Although Okubo-ji is technically the last temple on the pilgrimage, you won’t be ending your Shikoku itinerary here, at least not if you want to complete the trail. To be sure, although it’s customary to drop your walking stick here (if you carry one), you’ll actually have to loop back around to Ryozen-ji, as I mentioned earlier.
Can Only Henro Walk the Shikoku Pilgrimage?
Walking the Shikoku pilgrimage is technically a religious ritual, one done by o-henro-san (often abbreviated simply to “henro”), who are generally adherents to the esoteric Buddhism popularized by Kukai. (Incidentally, many henro visit Mt. Koya prior to completing the Shikoku trail.)
Of course, many ordinary hikers walk portions of the pilgrimage; conversely, you can wear henro attire even if you know nothing about Buddhism. Typical items, which you can procure in any major city of Shikoku, include the byakue coat, wagesa scarf, sugegasa hat and kongotsue walking stick.
Where to Stay Along the Shikoku Pilgrimage

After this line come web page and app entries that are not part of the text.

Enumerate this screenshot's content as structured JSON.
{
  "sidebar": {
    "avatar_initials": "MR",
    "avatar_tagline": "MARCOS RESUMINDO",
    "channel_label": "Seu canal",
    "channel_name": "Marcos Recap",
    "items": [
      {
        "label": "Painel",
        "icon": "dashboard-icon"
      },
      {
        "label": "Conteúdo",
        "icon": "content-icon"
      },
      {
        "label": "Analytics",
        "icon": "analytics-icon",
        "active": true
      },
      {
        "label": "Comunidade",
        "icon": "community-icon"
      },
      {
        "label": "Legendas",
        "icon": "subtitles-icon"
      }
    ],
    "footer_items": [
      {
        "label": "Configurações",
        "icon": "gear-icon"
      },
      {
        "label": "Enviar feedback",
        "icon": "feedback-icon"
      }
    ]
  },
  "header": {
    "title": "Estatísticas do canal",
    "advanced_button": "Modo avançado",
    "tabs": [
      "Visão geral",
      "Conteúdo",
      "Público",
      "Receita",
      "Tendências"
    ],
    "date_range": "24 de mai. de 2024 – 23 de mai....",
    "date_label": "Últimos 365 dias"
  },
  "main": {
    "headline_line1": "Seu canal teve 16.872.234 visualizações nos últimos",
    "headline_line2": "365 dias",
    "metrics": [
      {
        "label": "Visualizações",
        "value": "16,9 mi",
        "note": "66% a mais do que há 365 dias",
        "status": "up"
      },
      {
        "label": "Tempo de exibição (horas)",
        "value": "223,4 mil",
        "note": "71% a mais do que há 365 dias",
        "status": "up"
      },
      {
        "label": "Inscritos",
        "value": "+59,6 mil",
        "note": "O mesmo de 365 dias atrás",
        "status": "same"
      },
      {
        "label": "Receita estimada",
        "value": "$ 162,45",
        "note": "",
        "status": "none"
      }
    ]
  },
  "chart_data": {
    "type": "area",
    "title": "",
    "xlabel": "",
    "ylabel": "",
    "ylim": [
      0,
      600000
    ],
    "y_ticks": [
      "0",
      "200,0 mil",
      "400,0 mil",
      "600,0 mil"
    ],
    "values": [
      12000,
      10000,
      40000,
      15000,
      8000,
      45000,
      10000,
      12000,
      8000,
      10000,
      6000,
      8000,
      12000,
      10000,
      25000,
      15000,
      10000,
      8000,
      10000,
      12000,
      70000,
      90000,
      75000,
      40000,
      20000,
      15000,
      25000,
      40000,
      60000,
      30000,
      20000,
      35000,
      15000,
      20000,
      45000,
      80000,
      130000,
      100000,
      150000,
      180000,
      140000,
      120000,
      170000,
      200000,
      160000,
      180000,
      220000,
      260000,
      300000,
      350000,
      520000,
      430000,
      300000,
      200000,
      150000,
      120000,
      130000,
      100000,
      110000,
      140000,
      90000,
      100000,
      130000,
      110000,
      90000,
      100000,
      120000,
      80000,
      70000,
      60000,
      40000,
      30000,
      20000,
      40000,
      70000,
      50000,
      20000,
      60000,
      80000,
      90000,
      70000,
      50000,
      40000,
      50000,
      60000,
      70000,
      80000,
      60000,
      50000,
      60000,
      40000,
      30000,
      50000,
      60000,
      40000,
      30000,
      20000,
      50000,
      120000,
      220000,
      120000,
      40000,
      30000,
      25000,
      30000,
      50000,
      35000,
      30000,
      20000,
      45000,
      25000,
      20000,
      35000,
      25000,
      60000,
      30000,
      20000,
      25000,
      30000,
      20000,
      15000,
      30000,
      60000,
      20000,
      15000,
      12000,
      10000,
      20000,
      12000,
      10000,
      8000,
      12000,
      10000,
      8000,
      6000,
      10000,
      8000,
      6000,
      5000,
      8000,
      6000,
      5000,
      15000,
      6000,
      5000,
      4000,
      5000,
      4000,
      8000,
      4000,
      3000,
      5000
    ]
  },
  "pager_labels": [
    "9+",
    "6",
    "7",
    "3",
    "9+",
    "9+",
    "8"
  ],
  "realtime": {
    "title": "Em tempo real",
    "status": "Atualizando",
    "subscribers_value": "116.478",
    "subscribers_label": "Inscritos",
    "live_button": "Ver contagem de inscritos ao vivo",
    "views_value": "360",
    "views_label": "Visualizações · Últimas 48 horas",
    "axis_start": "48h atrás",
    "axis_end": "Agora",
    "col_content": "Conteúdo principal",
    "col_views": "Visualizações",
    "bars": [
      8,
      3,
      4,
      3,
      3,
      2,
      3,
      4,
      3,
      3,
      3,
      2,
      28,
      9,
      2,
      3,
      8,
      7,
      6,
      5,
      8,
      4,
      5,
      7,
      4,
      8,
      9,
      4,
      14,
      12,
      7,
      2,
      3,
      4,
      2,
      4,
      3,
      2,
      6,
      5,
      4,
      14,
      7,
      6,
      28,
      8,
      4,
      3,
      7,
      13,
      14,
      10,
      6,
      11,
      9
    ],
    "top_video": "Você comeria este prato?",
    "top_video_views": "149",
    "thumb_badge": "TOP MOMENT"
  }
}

As I’ve noted in several other places on this site, Shikoku hotels like Daiwa Roynet Hotel Takamatsu and Hotel MYSTAYS Matsuyama leave something to be desired—this will be relevant to you if you pop into different temples along the trail from the island’s major cities. The good news is that many simple minshuku exist along the trail, so if you’re hiking part of all of the pilgrimage route, you can sleep in these properties for around ¥5,000-6,000 per night.
Note that while camping in Shikoku (and Japan) is possible basically anywhere, there are some particular hazards that accompany traveling in Shikoku. The island can be perilously wet (and hot!) during the Japanese summer months; there are also many pit vipers in its lush forests, and while the noise of hiking henro generally scares them off, it’s not difficult to imagine one slithering into your tent.
Plan the Rest of Your Shikoku Trip
I stan hard for Shikoku in general, and not just the Shikoku pilgrimage. From exploring original-keep Japanese castles in Kochi and Matsuyama, to the old bath houses and ravine-shrouded ryokan in Dogo Onsen and the Iya Valley, Shikoku (as I said earlier) is the most underrated of Japan’s main islands.
I’ve created a Shikoku itinerary you can consult if you’re looking for things to do in Shikoku, on or off the trail, or are seeking practical advice on how to plan your trip to the island. Or, you can commission a custom Japan itinerary, and let me sweat the details of your Shikoku trip—you just sweat while you hike!
The Bottom Line
Whether you walk the whole Shikoku pilgrimage or simply visit notable temples as half-day trips from the island’s cities, it’s easy to get a feel for this magical route that snakes along for more than 1,200 km. Don a traditional byakue robe and proceed onward like a true henro, or simply stomp in (politely, of course) like you would anywhere else you were hiking in Japan. Optionally, visit Mt. Koya and the Kumano Kodo before or after your Shikoku adventure and to bookend your trip with the legend of Kukai.